The study will focus on European infrastructure design, best practices in connecting wind-generated power to transmission networks and the overall power grid and successes in reducing the cost of delivering wind energy to customers and consumers.

The New York Independent System Operator, Con Edison, the New York State Energy Research and Development Authority and LIPA will collaborate with NYPA on the initial phase of the research. The study will look to learn from the different transmission and interconnection models currently used in Europe, which currently utilizes advanced wind energy technologies.

"We'll look at the experiences, conclusions and recommendations of others to determine what New York should consider in developing offshore wind transmission,” said Gil Quiniones, NYPA's president and CEO. “We want to distill the most important lessons learned from European development and consider the possible implications for New York State."

"This collaboration is an important step to building a sustainable wind energy industry on Long Island and in New York,” said Tom Falcone, LIPA CEO. “Further research can grow an offshore wind industry that creates jobs, brings costs down and reduces our reliance on fossil fuels."

In January 2017, LIPA's Board of Trustees voted to approve the first offshore wind farm in New York. The LIPA board approved of the South Fork Wind Farm, a 90-MW development that is 30 miles southeast of Montauk.

PSC authorized solicitations

In July, the New York Public Service Commission authorized NYSERDA, in consultation with NYPA and LIPA, to issue Phase 1 solicitations in 2018 and 2019 for approximately 800 MW of offshore wind.

The PSC also required NYSERDA to take immediate steps to study transmission solutions for Phase 2 and beyond to consider the longer-term configurations for cost-effective transmission of offshore wind, and the various options for ownership and planning processes.

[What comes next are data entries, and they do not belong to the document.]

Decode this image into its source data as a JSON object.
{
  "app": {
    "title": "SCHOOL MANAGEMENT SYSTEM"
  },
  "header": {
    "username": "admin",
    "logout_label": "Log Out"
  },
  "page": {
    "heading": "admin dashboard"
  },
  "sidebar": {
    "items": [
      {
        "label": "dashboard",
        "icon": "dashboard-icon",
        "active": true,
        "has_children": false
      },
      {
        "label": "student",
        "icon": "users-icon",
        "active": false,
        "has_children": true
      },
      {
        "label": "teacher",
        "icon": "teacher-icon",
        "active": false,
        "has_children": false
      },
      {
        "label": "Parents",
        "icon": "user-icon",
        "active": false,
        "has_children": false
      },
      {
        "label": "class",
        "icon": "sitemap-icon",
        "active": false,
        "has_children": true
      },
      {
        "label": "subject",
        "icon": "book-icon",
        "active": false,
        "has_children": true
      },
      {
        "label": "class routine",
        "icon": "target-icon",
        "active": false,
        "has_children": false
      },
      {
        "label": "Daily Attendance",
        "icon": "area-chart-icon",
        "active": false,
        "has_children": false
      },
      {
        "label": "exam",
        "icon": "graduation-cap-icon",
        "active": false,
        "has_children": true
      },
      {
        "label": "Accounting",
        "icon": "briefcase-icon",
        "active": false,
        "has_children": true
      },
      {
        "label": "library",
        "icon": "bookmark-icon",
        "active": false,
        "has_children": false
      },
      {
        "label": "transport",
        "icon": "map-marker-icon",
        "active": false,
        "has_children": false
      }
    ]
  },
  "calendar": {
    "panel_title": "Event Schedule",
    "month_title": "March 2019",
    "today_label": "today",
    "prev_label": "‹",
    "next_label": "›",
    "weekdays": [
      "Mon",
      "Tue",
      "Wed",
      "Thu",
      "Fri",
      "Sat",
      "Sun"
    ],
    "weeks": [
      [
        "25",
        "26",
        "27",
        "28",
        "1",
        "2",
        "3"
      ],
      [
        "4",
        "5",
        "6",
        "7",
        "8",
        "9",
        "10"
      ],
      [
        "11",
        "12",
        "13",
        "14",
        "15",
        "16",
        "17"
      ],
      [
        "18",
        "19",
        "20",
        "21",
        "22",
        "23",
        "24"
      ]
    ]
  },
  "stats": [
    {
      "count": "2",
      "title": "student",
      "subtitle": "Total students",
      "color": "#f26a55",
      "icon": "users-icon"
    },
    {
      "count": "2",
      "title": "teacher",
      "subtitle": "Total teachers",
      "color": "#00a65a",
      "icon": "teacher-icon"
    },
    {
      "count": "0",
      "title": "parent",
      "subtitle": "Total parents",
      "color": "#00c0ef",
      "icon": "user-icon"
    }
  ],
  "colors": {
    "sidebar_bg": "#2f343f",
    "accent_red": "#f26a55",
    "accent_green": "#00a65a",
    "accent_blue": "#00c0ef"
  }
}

The study will inform the state on how to potentially apply learnings from Europe to New York for its Phase 2 procurements.

 Results of the study are expected this fall.